| Data under study |

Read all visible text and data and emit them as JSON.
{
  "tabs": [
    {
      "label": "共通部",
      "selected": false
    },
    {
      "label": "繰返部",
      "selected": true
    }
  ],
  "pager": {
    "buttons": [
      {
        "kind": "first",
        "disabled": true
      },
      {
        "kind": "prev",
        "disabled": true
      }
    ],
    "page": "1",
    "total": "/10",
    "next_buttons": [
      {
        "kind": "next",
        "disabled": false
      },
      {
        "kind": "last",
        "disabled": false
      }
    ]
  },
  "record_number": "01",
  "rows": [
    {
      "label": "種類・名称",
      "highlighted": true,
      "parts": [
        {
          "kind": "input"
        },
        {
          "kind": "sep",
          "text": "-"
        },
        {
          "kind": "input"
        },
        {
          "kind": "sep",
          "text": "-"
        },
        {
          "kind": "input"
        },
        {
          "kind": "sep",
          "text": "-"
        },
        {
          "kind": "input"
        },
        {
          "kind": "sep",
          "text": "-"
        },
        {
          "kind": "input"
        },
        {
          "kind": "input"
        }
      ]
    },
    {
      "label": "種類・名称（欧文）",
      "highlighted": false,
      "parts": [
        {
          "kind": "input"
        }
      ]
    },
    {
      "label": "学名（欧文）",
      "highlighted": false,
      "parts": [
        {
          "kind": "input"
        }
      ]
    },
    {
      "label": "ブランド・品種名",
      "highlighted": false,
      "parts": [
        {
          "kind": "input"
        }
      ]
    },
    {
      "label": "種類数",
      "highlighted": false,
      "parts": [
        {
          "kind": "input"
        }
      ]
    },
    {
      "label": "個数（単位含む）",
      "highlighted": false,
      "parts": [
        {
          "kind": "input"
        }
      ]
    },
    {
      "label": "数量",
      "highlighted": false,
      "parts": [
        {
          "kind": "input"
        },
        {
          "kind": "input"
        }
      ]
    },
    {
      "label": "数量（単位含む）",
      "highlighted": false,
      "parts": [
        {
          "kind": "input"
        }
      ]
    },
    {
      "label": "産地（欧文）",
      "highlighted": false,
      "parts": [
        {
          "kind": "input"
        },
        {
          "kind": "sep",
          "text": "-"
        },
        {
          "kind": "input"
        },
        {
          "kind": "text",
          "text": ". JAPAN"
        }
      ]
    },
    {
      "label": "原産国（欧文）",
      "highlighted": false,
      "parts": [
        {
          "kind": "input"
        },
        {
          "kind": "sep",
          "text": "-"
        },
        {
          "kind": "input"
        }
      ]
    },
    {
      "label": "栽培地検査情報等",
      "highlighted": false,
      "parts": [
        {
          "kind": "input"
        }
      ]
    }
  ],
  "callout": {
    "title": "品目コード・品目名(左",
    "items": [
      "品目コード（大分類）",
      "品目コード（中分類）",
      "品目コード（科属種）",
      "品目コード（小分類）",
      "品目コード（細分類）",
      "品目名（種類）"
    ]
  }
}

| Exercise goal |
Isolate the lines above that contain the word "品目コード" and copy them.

| Written response |
    "title": "品目コード・品目名(左",
      "品目コード（大分類）",
      "品目コード（中分類）",
      "品目コード（科属種）",
      "品目コード（小分類）",
      "品目コード（細分類）",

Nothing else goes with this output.